DHS’s Own Statistics Show That It Is Lying About a Border-Security Crisis
& Shaw Drake, Policy Counsel, ACLU Border Rights Center
Last week, Secretary Kirstjen Nielsen of the Department of Homeland Security and Kevin K. McAleenan, Commissioner of Customs and Border Protection, testified at the same time in different congressional hearings. They seemed to be in a competition to see who could be more misleading about border realities.
Nielsen claimed that she lacked “context” to address what Politifact has determined to be false: President Trump’s claim in January that a border wall is justified since there were “never so many apprehensions ever in our history.” McAleenan continued to defend the administration’s obsession with preventing Central American families and children from applying for asylum, asking Congress to lengthen their detention and end the fair process they are due under U.S. and international law.
What dominated both hearings – one before the House Homeland Security Committee, and the other before the Senate Judiciary Committee -- was newly released data by CBP showing an increase in the number of people arriving at the southwest border. As the Trump administration uses these vulnerable migrants to justify its racist attacks on asylum seekers, there are three key points that you won’t hear in the administration’s propaganda.
First, the demographics of border arrivals have shifted. Those crossing the border are increasingly families and unaccompanied children -- they make up 61 percent in the new data. The number of apprehensions of individuals who are not juveniles continues to fall. This new reality makes Border Patrol agents’ mission different from what it had been because the majority of apprehensions now are not people evading detection. Instead, they are vulnerable families and children turning themselves in to Border Patrol agents so that they can seek asylum protection.
That’s key to the second point. These children and families should be able to apply for asylum at a port of entry but are prevented from doing so by the administration’s “metering” and “remain in Mexico” policies, in which agents force people to wait in Mexico for immigration proceedings in the United States.
Scared and vulnerable people are thus forced to choose between waiting for months in dangerous conditions in Mexico or crossing the border in between ports of entry and seeking out a Border Patrol agent to whom they can turn themselves in. Is it any surprise that they would choose the latter?
A survey by the Dilley Pro Bono Project of 500 detained asylum seekers held in the United States revealed that more than 90 percent said they did not feel safe in Mexico. Forty-six percent said that they or their child experienced “at least one type of harm” while in Mexico, including robbery, attempted robbery, threats, physical harm, kidnapping or attempted kidnapping, and sexual assault. Some 38 percent reported being mistreated by Mexican police.
So by turning back families unlawfully, the administration forces asylum seekers to cross the border elsewhere, and its own data show the shift.

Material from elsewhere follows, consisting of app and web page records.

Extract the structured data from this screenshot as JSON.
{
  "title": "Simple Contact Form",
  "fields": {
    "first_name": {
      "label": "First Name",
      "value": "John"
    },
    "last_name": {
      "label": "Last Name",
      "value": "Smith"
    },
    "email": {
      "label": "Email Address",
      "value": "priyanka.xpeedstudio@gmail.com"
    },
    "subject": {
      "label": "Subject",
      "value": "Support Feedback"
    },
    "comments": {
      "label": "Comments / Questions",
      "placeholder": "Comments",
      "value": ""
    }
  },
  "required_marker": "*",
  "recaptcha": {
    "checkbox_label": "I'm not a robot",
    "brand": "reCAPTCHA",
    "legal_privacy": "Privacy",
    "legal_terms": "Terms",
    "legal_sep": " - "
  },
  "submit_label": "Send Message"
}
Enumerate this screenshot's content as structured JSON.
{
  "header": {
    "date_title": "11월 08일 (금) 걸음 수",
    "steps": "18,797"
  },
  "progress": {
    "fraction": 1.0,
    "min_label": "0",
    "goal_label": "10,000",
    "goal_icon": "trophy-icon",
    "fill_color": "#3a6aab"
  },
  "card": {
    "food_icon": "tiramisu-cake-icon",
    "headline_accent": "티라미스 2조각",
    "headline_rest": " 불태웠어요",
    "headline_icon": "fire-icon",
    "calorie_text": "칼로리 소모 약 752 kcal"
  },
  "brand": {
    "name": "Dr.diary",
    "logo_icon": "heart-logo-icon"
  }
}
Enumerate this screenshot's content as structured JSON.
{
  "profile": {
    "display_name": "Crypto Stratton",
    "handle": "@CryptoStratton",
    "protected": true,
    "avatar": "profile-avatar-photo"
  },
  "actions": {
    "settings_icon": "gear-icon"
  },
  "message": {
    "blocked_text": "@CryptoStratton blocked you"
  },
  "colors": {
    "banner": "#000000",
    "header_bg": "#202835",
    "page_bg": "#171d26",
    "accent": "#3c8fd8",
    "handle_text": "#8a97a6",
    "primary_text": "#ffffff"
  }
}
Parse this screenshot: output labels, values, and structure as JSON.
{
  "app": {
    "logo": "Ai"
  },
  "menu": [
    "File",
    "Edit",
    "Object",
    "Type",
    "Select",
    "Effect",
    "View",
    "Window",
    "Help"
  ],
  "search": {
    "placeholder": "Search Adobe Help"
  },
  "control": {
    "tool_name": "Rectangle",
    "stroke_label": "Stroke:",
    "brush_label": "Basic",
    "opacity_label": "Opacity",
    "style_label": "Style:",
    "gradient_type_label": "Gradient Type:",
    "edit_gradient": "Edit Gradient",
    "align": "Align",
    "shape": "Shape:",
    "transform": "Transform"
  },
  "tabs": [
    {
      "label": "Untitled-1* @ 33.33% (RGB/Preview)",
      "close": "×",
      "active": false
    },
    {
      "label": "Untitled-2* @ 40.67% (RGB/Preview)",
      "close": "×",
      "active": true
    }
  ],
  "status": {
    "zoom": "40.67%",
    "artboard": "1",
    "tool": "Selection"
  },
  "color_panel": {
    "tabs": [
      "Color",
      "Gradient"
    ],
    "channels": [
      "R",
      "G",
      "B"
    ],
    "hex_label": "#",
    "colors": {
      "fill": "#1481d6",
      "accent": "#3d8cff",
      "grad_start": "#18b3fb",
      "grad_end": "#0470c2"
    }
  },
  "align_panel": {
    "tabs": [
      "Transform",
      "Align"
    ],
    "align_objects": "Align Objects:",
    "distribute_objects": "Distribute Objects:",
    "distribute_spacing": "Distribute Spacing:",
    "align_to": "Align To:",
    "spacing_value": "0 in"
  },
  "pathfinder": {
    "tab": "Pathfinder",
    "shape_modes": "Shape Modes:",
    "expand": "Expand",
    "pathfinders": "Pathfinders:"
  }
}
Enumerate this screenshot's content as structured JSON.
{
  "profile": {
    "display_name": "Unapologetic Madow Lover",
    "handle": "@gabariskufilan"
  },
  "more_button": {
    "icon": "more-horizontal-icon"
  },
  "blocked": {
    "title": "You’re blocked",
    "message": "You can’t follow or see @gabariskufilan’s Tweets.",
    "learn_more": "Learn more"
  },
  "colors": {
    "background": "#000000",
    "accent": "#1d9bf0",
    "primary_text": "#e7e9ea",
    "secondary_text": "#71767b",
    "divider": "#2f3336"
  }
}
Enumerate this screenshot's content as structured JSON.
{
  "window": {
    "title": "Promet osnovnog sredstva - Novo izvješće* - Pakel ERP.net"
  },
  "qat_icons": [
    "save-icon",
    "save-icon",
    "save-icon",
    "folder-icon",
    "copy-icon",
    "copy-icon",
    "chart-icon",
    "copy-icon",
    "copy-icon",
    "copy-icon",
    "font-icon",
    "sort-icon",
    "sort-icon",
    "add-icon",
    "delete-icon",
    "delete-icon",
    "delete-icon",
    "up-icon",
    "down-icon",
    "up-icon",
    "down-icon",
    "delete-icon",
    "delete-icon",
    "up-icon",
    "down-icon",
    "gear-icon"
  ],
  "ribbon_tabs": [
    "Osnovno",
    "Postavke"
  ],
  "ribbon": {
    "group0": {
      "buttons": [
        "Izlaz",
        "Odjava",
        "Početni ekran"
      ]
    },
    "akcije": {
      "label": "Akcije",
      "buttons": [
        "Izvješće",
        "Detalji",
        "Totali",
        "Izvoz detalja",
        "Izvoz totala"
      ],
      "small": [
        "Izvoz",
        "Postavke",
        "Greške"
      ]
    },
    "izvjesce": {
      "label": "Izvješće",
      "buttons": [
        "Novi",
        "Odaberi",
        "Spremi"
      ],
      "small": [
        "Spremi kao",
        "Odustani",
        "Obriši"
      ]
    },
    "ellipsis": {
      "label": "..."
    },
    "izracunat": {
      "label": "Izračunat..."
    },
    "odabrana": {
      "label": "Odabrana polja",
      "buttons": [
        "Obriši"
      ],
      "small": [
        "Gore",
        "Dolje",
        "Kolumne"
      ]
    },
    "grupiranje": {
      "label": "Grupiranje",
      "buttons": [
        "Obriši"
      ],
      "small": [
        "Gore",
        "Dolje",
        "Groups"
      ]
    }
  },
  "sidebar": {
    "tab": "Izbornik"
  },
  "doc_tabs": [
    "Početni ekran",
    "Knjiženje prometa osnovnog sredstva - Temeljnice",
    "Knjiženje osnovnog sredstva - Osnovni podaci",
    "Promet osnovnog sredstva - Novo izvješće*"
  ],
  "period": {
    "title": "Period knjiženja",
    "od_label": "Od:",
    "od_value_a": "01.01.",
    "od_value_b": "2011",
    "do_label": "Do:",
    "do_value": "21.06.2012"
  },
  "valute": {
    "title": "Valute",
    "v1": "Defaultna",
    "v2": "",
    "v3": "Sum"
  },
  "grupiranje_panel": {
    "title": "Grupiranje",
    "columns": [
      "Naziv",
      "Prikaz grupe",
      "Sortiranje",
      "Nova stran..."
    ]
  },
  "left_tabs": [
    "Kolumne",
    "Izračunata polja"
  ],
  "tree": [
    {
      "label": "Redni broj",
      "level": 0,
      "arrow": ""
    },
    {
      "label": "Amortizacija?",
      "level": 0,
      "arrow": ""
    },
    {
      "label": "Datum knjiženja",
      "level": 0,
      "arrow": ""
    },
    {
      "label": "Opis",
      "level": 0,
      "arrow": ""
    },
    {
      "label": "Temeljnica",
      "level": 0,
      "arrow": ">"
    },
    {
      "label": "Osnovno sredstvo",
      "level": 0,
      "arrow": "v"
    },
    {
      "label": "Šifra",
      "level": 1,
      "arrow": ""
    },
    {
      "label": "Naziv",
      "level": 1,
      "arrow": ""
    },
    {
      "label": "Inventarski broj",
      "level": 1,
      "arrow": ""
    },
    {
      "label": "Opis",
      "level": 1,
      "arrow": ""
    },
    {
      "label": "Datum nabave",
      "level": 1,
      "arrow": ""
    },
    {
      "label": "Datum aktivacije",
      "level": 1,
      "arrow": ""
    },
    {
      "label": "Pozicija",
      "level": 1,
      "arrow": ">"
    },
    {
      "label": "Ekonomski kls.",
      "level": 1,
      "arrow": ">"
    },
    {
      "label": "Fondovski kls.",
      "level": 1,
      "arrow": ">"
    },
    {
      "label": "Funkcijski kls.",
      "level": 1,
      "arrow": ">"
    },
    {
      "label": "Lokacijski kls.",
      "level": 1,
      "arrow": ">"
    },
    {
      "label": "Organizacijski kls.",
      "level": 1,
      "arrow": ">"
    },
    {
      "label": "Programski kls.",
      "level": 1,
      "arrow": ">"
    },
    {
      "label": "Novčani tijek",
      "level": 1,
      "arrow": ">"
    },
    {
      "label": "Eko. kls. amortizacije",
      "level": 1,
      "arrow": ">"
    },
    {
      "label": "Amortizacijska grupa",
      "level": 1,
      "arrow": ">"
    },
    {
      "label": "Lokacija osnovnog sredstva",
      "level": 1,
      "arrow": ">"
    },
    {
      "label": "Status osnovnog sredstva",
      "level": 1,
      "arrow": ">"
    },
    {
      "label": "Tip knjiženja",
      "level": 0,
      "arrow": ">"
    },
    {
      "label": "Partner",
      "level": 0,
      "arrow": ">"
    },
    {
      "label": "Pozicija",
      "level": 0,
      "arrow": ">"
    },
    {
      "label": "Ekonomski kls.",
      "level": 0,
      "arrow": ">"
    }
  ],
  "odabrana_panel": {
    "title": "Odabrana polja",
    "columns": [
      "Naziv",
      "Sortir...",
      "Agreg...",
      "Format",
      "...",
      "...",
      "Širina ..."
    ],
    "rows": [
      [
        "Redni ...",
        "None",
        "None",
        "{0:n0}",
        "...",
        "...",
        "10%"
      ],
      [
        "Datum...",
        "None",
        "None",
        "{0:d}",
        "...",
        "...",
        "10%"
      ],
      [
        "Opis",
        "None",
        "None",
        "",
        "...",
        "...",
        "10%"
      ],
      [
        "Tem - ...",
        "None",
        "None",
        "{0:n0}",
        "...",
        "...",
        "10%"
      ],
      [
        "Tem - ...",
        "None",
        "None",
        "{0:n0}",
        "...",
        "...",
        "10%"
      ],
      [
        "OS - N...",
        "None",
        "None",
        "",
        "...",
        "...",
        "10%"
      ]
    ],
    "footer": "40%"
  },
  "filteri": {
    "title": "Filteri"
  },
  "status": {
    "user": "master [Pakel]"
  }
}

As CBP agents shut down access at ports of entry in May 2018, the number of migrants processed at ports began to fall, and the numbers crossing in between ports began to rise.
Third, DHS is including asylum seekers who arrive at ports without visas in the total number of apprehensions. McAleenan used this number-padding to claim that more than 750,000 people are expected to be apprehended this fiscal year, while Nielsen went over 900,000, apparently using seasonal projections.
In fact, the number of people crossing the border outside ports of entry is nowhere near a historic high. The new data put total arrivals for fiscal year 2019 on track to reach almost 650,000, but from 2000 to 2007, the number of border crossers was consistently near or over 1 million. The number reached as high as 1.6 million in 2000. Families and children seeking asylum did not make up significant proportions of those much higher numbers.
To process the current number of border crossers, CBP has more agents and money than ever before. The number of Border Patrol agents grew from 9,212 agents in 2000 to 12,349 in 2006, meaning each agent, on average, was responsible for between 81 and 173 apprehensions per year. Now, however, there are 19,555 Border Patrol agents, responsible for 32 apprehensions a year per agent. CBP’s budget has also more than doubled since 2006, growing from $7.1 billion in 2006 to $16.69 billion this year.
Instead of flooding CBP with more funds for a wall that symbolizes a cruel and outdated enforcement model, Congress should insist on a new mission for the agency that prioritizes due process, human rights, and migrant welfare, including access to asylum.